#### What is expected:
If an entry holds a picture, leave the picture out and output everything else exactly.

——————

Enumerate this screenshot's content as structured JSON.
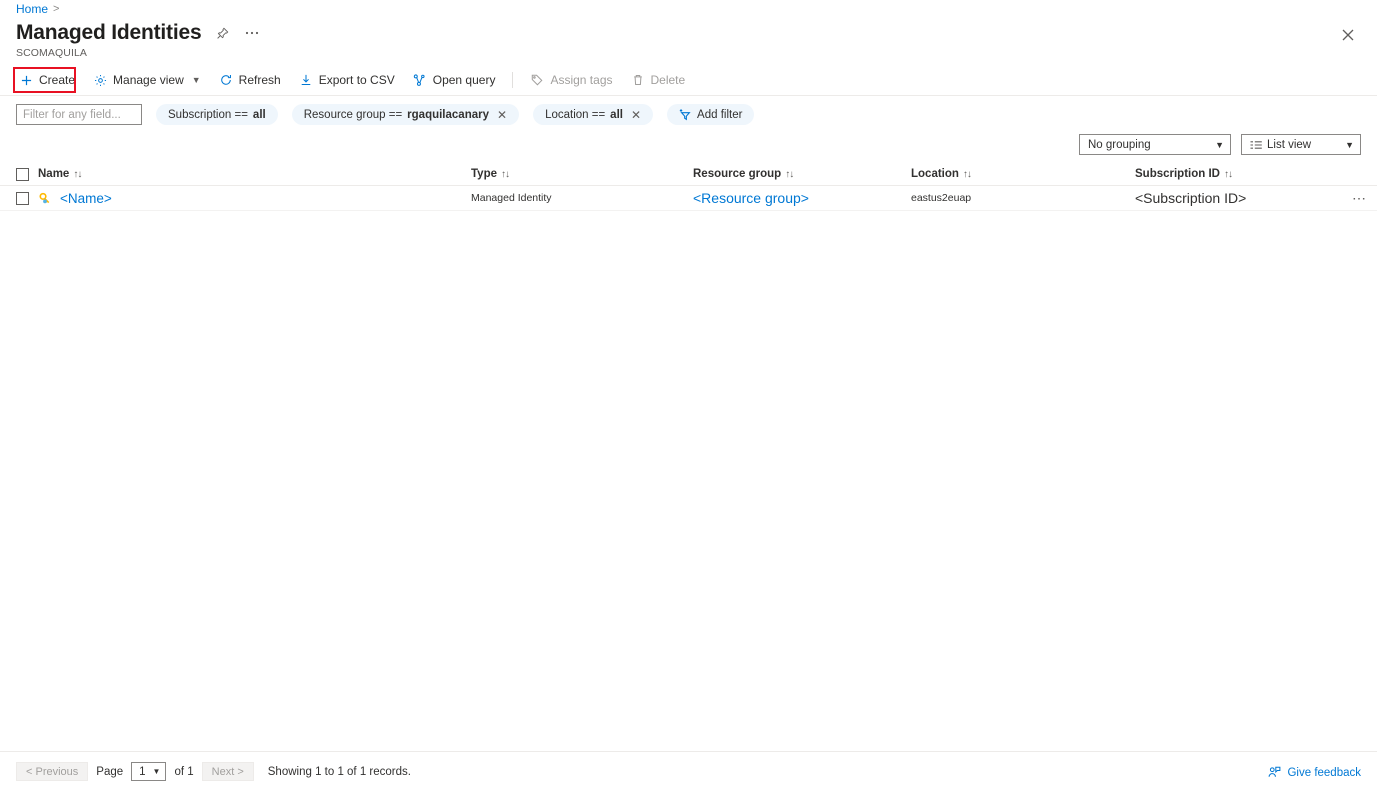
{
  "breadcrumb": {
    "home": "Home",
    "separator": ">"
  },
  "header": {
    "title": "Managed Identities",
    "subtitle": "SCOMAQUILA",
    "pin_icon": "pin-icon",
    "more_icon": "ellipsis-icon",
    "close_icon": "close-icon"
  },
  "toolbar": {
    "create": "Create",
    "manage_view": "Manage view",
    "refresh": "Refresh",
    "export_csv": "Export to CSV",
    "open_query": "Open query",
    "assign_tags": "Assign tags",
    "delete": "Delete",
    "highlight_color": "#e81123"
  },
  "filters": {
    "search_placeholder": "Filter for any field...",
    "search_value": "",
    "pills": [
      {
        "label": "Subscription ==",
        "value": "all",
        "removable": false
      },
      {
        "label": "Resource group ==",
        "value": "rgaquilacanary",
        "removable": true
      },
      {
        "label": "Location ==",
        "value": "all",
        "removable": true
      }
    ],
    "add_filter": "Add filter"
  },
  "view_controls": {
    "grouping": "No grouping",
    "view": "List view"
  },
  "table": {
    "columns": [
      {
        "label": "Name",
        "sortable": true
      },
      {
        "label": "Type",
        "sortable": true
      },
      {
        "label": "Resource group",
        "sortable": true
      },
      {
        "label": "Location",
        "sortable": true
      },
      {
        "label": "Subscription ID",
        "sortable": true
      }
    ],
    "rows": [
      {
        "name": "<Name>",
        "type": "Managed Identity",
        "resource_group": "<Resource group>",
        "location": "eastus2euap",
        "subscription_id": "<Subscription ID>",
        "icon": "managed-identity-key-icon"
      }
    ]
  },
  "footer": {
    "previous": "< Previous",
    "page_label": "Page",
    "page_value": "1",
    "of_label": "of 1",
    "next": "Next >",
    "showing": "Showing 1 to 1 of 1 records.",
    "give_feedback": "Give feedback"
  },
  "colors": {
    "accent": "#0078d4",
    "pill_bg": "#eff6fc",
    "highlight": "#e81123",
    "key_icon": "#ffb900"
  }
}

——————

#### Written solution:
Enumerate this screenshot's content as structured JSON.
{
  "breadcrumb": {
    "home": "Home",
    "separator": ">"
  },
  "header": {
    "title": "Managed Identities",
    "subtitle": "SCOMAQUILA",
    "pin_icon": "pin-icon",
    "more_icon": "ellipsis-icon",
    "close_icon": "close-icon"
  },
  "toolbar": {
    "create": "Create",
    "manage_view": "Manage view",
    "refresh": "Refresh",
    "export_csv": "Export to CSV",
    "open_query": "Open query",
    "assign_tags": "Assign tags",
    "delete": "Delete",
    "highlight_color": "#e81123"
  },
  "filters": {
    "search_placeholder": "Filter for any field...",
    "search_value": "",
    "pills": [
      {
        "label": "Subscription ==",
        "value": "all",
        "removable": false
      },
      {
        "label": "Resource group ==",
        "value": "rgaquilacanary",
        "removable": true
      },
      {
        "label": "Location ==",
        "value": "all",
        "removable": true
      }
    ],
    "add_filter": "Add filter"
  },
  "view_controls": {
    "grouping": "No grouping",
    "view": "List view"
  },
  "table": {
    "columns": [
      {
        "label": "Name",
        "sortable": true
      },
      {
        "label": "Type",
        "sortable": true
      },
      {
        "label": "Resource group",
        "sortable": true
      },
      {
        "label": "Location",
        "sortable": true
      },
      {
        "label": "Subscription ID",
        "sortable": true
      }
    ],
    "rows": [
      {
        "name": "<Name>",
        "type": "Managed Identity",
        "resource_group": "<Resource group>",
        "location": "eastus2euap",
        "subscription_id": "<Subscription ID>",
        "icon": "managed-identity-key-icon"
      }
    ]
  },
  "footer": {
    "previous": "< Previous",
    "page_label": "Page",
    "page_value": "1",
    "of_label": "of 1",
    "next": "Next >",
    "showing": "Showing 1 to 1 of 1 records.",
    "give_feedback": "Give feedback"
  },
  "colors": {
    "accent": "#0078d4",
    "pill_bg": "#eff6fc",
    "highlight": "#e81123",
    "key_icon": "#ffb900"
  }
}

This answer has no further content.